_The problem:_ Search the records for lines with the word "screenshot" and copy each match.

Source material Block Start

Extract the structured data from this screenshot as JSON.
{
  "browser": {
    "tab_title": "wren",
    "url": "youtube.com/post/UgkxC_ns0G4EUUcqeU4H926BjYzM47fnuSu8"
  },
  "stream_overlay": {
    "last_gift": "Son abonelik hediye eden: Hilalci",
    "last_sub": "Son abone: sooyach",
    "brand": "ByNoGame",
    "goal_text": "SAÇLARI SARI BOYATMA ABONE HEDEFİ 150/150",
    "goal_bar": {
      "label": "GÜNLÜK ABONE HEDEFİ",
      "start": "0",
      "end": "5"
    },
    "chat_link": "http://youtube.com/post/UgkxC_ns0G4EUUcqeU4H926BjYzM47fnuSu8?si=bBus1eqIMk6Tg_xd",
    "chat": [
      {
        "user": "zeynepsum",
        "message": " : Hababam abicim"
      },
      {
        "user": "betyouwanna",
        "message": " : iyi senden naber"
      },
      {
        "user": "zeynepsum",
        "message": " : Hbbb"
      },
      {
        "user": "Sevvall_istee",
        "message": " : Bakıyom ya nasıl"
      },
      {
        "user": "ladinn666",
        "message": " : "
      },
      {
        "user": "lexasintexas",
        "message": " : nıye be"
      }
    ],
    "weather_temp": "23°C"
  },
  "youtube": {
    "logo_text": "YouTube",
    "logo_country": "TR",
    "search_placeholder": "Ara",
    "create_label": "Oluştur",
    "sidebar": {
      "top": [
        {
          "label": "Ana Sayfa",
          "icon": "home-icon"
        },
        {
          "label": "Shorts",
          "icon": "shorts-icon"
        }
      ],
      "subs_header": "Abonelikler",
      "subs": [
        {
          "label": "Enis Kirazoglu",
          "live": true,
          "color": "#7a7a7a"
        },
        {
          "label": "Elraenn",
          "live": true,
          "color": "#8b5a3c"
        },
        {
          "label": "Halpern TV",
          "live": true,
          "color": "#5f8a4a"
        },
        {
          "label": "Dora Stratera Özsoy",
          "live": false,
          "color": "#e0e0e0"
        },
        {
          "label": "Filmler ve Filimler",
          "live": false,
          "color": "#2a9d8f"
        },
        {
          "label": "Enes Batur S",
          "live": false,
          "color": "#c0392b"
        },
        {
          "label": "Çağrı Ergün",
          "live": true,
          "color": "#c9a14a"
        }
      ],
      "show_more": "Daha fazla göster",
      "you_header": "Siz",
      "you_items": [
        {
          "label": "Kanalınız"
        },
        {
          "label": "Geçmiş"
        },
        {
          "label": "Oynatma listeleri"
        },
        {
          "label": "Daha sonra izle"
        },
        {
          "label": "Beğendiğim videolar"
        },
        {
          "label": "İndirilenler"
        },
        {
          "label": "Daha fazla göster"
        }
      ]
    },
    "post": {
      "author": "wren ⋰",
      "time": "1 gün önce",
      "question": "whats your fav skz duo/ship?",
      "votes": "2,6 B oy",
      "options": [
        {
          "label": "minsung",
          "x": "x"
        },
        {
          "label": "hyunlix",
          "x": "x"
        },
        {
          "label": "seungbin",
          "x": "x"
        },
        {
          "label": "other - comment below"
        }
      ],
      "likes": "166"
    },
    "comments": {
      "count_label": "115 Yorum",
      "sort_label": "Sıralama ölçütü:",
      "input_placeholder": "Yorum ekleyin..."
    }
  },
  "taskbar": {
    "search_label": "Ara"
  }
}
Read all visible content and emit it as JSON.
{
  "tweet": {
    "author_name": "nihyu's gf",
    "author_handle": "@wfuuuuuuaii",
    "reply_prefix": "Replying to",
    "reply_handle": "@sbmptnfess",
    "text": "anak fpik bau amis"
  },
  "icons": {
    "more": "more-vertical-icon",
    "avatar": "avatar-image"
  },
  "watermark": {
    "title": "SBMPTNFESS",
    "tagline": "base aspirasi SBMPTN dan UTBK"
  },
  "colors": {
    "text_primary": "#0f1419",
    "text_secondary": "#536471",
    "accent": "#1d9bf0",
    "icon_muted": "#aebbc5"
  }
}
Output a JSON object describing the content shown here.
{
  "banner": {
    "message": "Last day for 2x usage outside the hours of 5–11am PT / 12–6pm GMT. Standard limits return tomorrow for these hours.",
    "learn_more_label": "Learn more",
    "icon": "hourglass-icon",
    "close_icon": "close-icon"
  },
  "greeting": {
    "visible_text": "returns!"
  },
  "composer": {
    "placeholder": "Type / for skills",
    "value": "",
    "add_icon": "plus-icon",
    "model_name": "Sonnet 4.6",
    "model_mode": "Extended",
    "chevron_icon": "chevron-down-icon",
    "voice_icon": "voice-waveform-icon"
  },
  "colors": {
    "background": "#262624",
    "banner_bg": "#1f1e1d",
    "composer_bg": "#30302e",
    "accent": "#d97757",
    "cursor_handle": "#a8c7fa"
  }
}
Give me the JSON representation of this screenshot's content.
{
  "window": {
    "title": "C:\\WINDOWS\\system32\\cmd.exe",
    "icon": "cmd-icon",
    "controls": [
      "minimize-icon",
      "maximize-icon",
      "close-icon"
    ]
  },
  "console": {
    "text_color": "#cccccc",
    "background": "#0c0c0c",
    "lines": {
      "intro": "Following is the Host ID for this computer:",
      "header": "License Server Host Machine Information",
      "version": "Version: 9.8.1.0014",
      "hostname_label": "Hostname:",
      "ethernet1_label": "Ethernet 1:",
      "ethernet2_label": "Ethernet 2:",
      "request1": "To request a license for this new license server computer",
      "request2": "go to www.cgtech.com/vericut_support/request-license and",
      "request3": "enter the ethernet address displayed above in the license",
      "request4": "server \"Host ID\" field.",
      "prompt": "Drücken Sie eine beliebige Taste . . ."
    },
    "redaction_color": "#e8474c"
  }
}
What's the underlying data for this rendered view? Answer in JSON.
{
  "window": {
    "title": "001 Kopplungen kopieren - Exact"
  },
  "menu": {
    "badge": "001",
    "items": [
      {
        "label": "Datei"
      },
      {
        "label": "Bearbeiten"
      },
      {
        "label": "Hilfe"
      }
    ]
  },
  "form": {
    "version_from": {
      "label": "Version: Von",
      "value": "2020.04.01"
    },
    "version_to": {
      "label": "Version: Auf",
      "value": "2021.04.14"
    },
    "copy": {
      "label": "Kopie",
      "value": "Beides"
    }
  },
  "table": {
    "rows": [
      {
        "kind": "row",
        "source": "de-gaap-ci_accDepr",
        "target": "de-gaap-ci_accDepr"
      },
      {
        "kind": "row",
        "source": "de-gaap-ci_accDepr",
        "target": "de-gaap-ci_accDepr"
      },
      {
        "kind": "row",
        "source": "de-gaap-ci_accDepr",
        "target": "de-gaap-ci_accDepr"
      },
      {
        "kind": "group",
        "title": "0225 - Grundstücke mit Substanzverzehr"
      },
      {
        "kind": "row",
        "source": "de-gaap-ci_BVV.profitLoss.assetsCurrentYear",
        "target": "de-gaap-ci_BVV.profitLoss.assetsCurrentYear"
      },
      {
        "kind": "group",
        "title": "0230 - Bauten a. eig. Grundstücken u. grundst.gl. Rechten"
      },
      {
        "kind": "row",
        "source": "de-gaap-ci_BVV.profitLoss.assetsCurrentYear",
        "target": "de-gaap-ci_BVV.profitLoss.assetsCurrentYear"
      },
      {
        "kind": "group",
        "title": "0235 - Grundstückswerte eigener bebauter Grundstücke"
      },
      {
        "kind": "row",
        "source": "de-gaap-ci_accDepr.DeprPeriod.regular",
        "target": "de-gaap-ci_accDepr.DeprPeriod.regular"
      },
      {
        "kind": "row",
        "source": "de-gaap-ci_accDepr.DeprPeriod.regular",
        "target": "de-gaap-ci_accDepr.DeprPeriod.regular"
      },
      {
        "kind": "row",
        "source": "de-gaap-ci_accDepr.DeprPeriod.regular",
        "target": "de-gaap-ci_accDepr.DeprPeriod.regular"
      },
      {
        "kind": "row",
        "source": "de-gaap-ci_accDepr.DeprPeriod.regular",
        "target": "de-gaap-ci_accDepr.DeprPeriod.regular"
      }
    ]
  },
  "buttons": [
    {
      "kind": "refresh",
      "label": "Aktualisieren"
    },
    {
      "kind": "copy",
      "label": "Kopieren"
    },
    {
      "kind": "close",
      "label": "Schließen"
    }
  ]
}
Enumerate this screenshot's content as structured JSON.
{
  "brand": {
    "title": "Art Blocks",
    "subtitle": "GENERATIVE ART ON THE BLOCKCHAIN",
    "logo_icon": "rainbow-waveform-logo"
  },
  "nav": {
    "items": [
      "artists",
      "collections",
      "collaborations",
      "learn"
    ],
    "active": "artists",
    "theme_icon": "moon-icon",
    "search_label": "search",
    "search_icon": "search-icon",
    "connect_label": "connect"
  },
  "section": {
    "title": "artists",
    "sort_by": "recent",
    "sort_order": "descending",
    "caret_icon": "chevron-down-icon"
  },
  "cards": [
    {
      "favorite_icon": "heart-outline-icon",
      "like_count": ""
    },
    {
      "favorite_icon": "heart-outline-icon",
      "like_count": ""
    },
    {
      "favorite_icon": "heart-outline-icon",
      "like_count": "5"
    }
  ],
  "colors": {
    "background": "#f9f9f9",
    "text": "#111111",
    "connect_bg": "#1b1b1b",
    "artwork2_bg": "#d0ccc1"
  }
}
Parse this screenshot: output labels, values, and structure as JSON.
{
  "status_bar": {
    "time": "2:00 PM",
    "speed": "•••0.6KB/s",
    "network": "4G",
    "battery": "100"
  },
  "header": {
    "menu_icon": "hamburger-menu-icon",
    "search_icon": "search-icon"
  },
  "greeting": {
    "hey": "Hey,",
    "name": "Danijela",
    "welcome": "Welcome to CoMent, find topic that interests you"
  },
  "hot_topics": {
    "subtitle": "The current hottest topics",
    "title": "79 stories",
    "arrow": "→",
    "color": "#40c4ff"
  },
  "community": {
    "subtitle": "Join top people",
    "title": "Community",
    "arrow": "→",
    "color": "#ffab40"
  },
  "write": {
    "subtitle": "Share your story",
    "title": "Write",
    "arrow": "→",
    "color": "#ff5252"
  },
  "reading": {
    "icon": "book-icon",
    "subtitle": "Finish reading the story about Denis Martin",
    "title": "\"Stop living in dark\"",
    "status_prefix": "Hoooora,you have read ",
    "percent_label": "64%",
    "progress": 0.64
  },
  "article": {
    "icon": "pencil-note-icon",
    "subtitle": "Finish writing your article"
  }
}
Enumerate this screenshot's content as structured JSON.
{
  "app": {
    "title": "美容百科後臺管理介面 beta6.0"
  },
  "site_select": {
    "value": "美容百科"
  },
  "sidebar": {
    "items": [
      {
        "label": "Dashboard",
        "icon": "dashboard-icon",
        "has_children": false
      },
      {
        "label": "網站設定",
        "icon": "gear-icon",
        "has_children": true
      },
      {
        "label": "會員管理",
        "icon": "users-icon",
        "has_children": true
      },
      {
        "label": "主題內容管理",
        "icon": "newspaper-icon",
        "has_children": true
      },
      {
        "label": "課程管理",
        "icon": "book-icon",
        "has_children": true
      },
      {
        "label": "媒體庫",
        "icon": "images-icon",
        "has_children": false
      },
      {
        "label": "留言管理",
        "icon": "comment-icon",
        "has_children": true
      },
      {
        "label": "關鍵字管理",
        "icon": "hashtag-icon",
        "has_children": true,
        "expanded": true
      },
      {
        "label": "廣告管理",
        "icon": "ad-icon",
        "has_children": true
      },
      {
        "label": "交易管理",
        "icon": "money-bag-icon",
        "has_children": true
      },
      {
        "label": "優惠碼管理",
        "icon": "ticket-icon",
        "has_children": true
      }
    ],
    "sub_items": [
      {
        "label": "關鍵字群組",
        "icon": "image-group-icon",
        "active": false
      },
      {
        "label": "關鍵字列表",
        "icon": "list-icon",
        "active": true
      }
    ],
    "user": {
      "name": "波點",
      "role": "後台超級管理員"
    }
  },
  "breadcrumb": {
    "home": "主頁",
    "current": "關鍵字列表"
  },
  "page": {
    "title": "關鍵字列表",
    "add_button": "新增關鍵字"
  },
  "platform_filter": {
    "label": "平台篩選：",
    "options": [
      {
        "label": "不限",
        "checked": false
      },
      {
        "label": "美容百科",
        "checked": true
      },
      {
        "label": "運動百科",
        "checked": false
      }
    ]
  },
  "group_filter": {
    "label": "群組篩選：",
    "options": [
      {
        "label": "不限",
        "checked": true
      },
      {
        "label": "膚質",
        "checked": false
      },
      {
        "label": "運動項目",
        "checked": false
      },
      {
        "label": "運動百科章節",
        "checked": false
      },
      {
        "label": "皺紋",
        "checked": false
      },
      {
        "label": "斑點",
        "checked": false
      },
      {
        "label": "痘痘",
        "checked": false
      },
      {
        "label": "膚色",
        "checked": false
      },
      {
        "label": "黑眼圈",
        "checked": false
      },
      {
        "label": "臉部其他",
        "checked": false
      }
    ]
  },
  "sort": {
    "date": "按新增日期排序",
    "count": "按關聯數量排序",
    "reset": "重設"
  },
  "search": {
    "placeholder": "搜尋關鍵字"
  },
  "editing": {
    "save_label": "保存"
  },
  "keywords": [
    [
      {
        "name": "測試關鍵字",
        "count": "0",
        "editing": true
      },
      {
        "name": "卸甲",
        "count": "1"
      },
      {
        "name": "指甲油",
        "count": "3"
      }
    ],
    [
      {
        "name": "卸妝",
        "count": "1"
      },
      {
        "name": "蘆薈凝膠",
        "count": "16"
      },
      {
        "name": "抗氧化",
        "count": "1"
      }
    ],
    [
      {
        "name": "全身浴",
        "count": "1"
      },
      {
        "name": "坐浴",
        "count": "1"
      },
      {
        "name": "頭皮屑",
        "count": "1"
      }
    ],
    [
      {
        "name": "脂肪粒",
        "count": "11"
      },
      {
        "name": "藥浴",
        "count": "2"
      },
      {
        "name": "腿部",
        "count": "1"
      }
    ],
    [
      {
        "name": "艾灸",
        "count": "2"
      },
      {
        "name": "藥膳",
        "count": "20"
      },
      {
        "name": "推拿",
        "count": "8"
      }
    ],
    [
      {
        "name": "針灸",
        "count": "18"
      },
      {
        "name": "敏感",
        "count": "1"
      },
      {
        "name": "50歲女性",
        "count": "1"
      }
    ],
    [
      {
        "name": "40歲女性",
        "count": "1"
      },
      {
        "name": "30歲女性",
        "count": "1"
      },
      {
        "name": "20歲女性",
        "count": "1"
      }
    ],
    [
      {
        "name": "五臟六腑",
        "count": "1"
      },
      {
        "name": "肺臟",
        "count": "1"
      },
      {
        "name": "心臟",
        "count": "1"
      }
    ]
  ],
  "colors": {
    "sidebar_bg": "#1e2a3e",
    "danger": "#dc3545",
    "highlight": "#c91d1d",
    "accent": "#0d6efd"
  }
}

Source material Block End

_Answer for this exercise:_
Extract the structured data from this screenshot as JSON.
Give me the JSON representation of this screenshot's content.
Enumerate this screenshot's content as structured JSON.
Parse this screenshot: output labels, values, and structure as JSON.
Enumerate this screenshot's content as structured JSON.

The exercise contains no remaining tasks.